Television in a Networked Age -- marketing suggests that future television sets will be able to assemble an evening of programming based on individual personal profiles. SportsTelevision and the Networking of Nostalgia -- sports occupy a unique place in the world of TV entertainment. Norman Lear Center at USC released a study of local Los Angeles area TV News offering an in-depth analysis of news coverage in a major metropolitan area. CML’s Tessa Jolls was a guest panelist at The Cable Show 2010 session on digital citizenship.
What is clear is that the majority of media offer images of beauty to young girls which are virtually impossible to attain. Many of those images also offer a hyper-sexualized model of feminine identity for girls to emulate. In this issue, you’ll find reviews of two films from the Media Education Foundation which will help you discuss issues of media, sexuality and gender identity with your students and children.
In this issue of Connections, we examine the ways in which stereotypes and prejudice surface in media, and discuss ways in which media literate citizens can become agents for positive social change. We explore dehumanizing representations of the Other. In our second article, we investigate the connections between use of stereotypes in television news and the social capital of communities.
In our research section, we reveal how reality television producers mine the emotions, bodies and identities of cast members for spectacle and profit. In our second article, we excavate the values and beliefs embedded in reality television with a close examination of American talent and makeover shows. We also discuss lifestyle television as a laboratory for the development of democratic citizenship skills. The University of Rhode Island held a symposium on the Historical Roots of Media Literacy Education, and the Elizabeth Thoman Media Literacy Archive was unveiled.
This issue introduces the use of comic books and graphic novels as tools for media literacy. We demonstrate how readers of comic books and graphic novels make complex choices to construct meaning from text, illustrations as conventions of the medium; demonstrate how comic books can be appreciated as works of storytelling art in their own right; and how writing and producing comics can help students develop complex literacy skills.
We discuss why zombies are relevant to the philosophy and purposes of media literacy education. In our second article, we focus on the pedagogical applications of horror texts, including media production and building students’ awareness of the role they play as media audiences.
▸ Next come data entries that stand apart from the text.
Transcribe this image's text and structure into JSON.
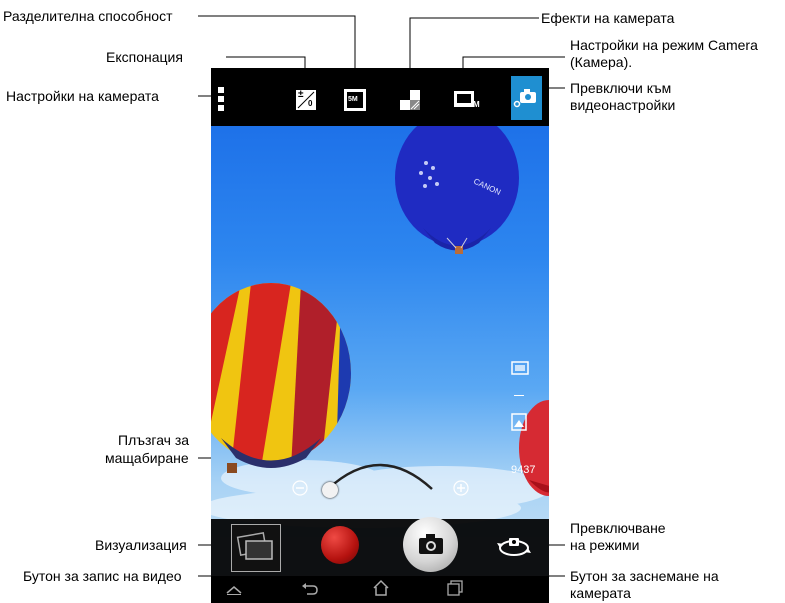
{
  "callouts": {
    "resolution": "Разделителна способност",
    "exposure": "Експонация",
    "camera_settings": "Настройки на камерата",
    "camera_effects": "Ефекти на камерата",
    "camera_mode_settings_line1": "Настройки на режим Camera",
    "camera_mode_settings_line2": "(Камера).",
    "switch_video_line1": "Превключи към",
    "switch_video_line2": "видеонастройки",
    "zoom_slider_line1": "Плъзгач за",
    "zoom_slider_line2": "мащабиране",
    "preview": "Визуализация",
    "video_record": "Бутон за запис на видео",
    "switch_modes_line1": "Превключване",
    "switch_modes_line2": "на режими",
    "shutter_line1": "Бутон за заснемане на",
    "shutter_line2": "камерата"
  },
  "toolbar": {
    "exposure_badge": "±",
    "exposure_value": "0",
    "resolution_badge": "5M",
    "camera_mode_badge": "M"
  },
  "viewfinder": {
    "remaining_shots": "9437",
    "balloon_text": "CANON"
  },
  "colors": {
    "sky_top": "#1768e6",
    "topbar": "#000000",
    "video_switch_accent": "#1f8fd1",
    "record_button": "#b5120f"
  }
}
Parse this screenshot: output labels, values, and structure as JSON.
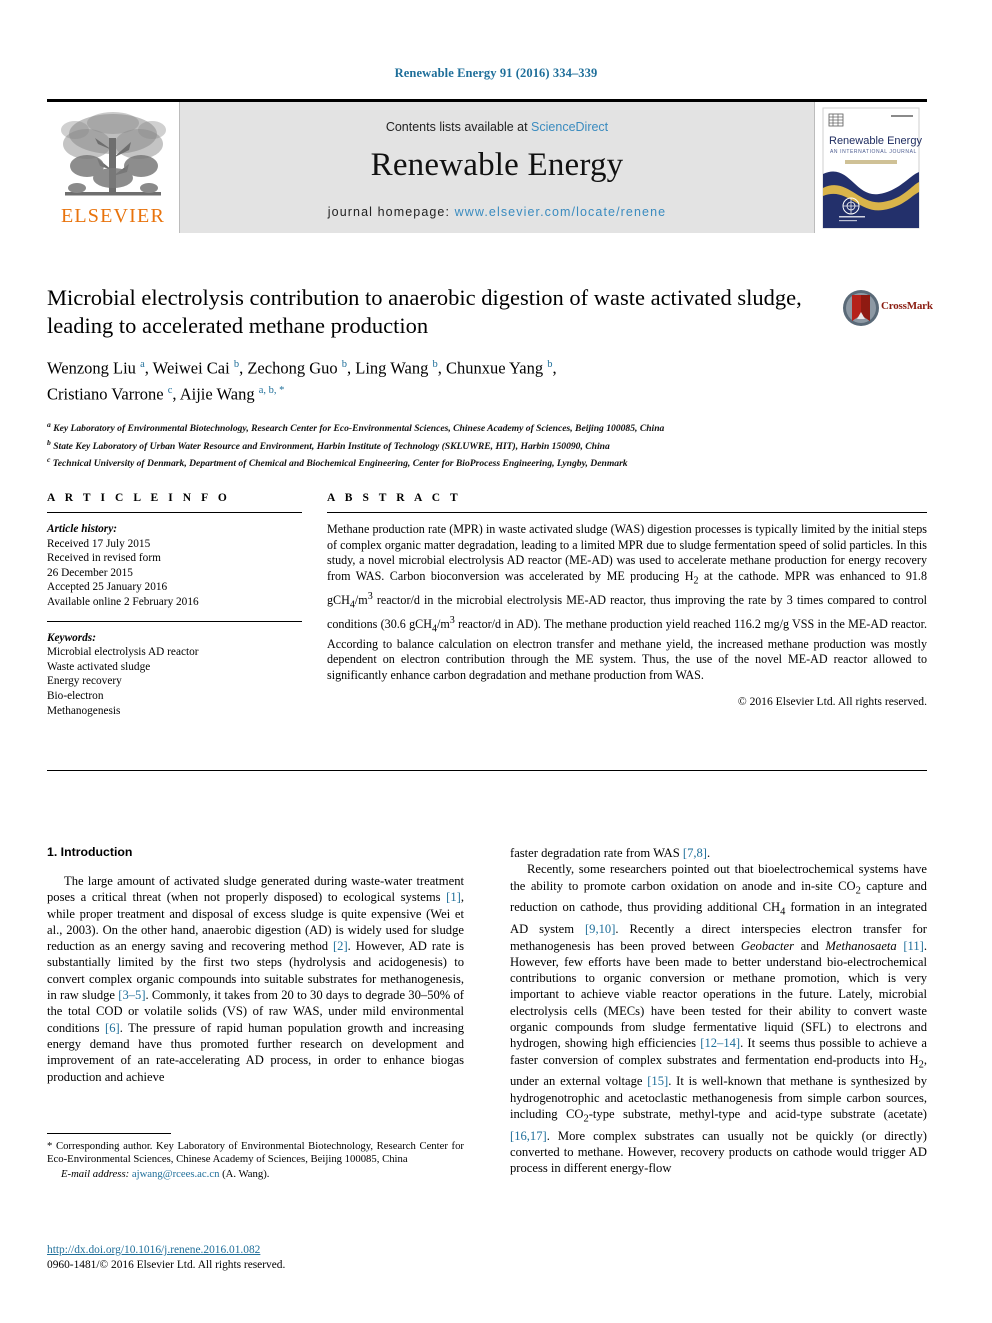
{
  "running_head": "Renewable Energy 91 (2016) 334–339",
  "masthead": {
    "publisher_name": "ELSEVIER",
    "contents_prefix": "Contents lists available at ",
    "contents_link": "ScienceDirect",
    "journal_title": "Renewable Energy",
    "homepage_prefix": "journal homepage: ",
    "homepage_url": "www.elsevier.com/locate/renene",
    "cover_title": "Renewable Energy",
    "cover_subtitle": "AN INTERNATIONAL JOURNAL"
  },
  "article": {
    "title": "Microbial electrolysis contribution to anaerobic digestion of waste activated sludge, leading to accelerated methane production",
    "crossmark_label": "CrossMark",
    "authors_line1": "Wenzong Liu a, Weiwei Cai b, Zechong Guo b, Ling Wang b, Chunxue Yang b,",
    "authors_line2": "Cristiano Varrone c, Aijie Wang a, b, *",
    "affiliations": [
      {
        "mark": "a",
        "text": "Key Laboratory of Environmental Biotechnology, Research Center for Eco-Environmental Sciences, Chinese Academy of Sciences, Beijing 100085, China"
      },
      {
        "mark": "b",
        "text": "State Key Laboratory of Urban Water Resource and Environment, Harbin Institute of Technology (SKLUWRE, HIT), Harbin 150090, China"
      },
      {
        "mark": "c",
        "text": "Technical University of Denmark, Department of Chemical and Biochemical Engineering, Center for BioProcess Engineering, Lyngby, Denmark"
      }
    ]
  },
  "article_info": {
    "heading": "A R T I C L E   I N F O",
    "history_label": "Article history:",
    "history": [
      "Received 17 July 2015",
      "Received in revised form",
      "26 December 2015",
      "Accepted 25 January 2016",
      "Available online 2 February 2016"
    ],
    "keywords_label": "Keywords:",
    "keywords": [
      "Microbial electrolysis AD reactor",
      "Waste activated sludge",
      "Energy recovery",
      "Bio-electron",
      "Methanogenesis"
    ]
  },
  "abstract": {
    "heading": "A B S T R A C T",
    "paragraph_parts": [
      "Methane production rate (MPR) in waste activated sludge (WAS) digestion processes is typically limited by the initial steps of complex organic matter degradation, leading to a limited MPR due to sludge fermentation speed of solid particles. In this study, a novel microbial electrolysis AD reactor (ME-AD) was used to accelerate methane production for energy recovery from WAS. Carbon bioconversion was accelerated by ME producing H",
      "2",
      " at the cathode. MPR was enhanced to 91.8 gCH",
      "4",
      "/m",
      "3",
      " reactor/d in the microbial electrolysis ME-AD reactor, thus improving the rate by 3 times compared to control conditions (30.6 gCH",
      "4",
      "/m",
      "3",
      " reactor/d in AD). The methane production yield reached 116.2 mg/g VSS in the ME-AD reactor. According to balance calculation on electron transfer and methane yield, the increased methane production was mostly dependent on electron contribution through the ME system. Thus, the use of the novel ME-AD reactor allowed to significantly enhance carbon degradation and methane production from WAS."
    ],
    "copyright": "© 2016 Elsevier Ltd. All rights reserved."
  },
  "body": {
    "section_heading": "1. Introduction",
    "left_paragraph_parts": [
      "The large amount of activated sludge generated during waste-water treatment poses a critical threat (when not properly disposed) to ecological systems ",
      "[1]",
      ", while proper treatment and disposal of excess sludge is quite expensive (Wei et al., 2003). On the other hand, anaerobic digestion (AD) is widely used for sludge reduction as an energy saving and recovering method ",
      "[2]",
      ". However, AD rate is substantially limited by the first two steps (hydrolysis and acidogenesis) to convert complex organic compounds into suitable substrates for methanogenesis, in raw sludge ",
      "[3–5]",
      ". Commonly, it takes from 20 to 30 days to degrade 30–50% of the total COD or volatile solids (VS) of raw WAS, under mild environmental conditions ",
      "[6]",
      ". The pressure of rapid human population growth and increasing energy demand have thus promoted further research on development and improvement of an rate-accelerating AD process, in order to enhance biogas production and achieve"
    ],
    "right_continuation": "faster degradation rate from WAS ",
    "right_continuation_ref": "[7,8]",
    "right_continuation_tail": ".",
    "right_paragraph_parts": [
      "Recently, some researchers pointed out that bioelectrochemical systems have the ability to promote carbon oxidation on anode and in-site CO",
      "2",
      " capture and reduction on cathode, thus providing additional CH",
      "4",
      " formation in an integrated AD system ",
      "[9,10]",
      ". Recently a direct interspecies electron transfer for methanogenesis has been proved between ",
      "Geobacter",
      " and ",
      "Methanosaeta",
      " ",
      "[11]",
      ". However, few efforts have been made to better understand bio-electrochemical contributions to organic conversion or methane promotion, which is very important to achieve viable reactor operations in the future. Lately, microbial electrolysis cells (MECs) have been tested for their ability to convert waste organic compounds from sludge fermentative liquid (SFL) to electrons and hydrogen, showing high efficiencies ",
      "[12–14]",
      ". It seems thus possible to achieve a faster conversion of complex substrates and fermentation end-products into H",
      "2",
      ", under an external voltage ",
      "[15]",
      ". It is well-known that methane is synthesized by hydrogenotrophic and acetoclastic methanogenesis from simple carbon sources, including CO",
      "2",
      "-type substrate, methyl-type and acid-type substrate (acetate) ",
      "[16,17]",
      ". More complex substrates can usually not be quickly (or directly) converted to methane. However, recovery products on cathode would trigger AD process in different energy-flow"
    ]
  },
  "footnote": {
    "corresponding": "* Corresponding author. Key Laboratory of Environmental Biotechnology, Research Center for Eco-Environmental Sciences, Chinese Academy of Sciences, Beijing 100085, China",
    "email_label": "E-mail address:",
    "email": "ajwang@rcees.ac.cn",
    "email_suffix": "(A. Wang)."
  },
  "footer": {
    "doi": "http://dx.doi.org/10.1016/j.renene.2016.01.082",
    "issn_line": "0960-1481/© 2016 Elsevier Ltd. All rights reserved."
  },
  "colors": {
    "link": "#1f6f9a",
    "elsevier_orange": "#e8730c",
    "masthead_bg": "#e3e3e3",
    "crossmark_red": "#8a1c10",
    "cover_navy": "#23306b",
    "cover_gold": "#d9b44a"
  }
}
Advertising sends contradictory messages to young people about food, dieting and fashion. We look at a recent survey regarding teen girls and their attitudes toward media and fashion. We also report on new research from the Geena Davis Institute on Gender in Media on the representation of women in family films.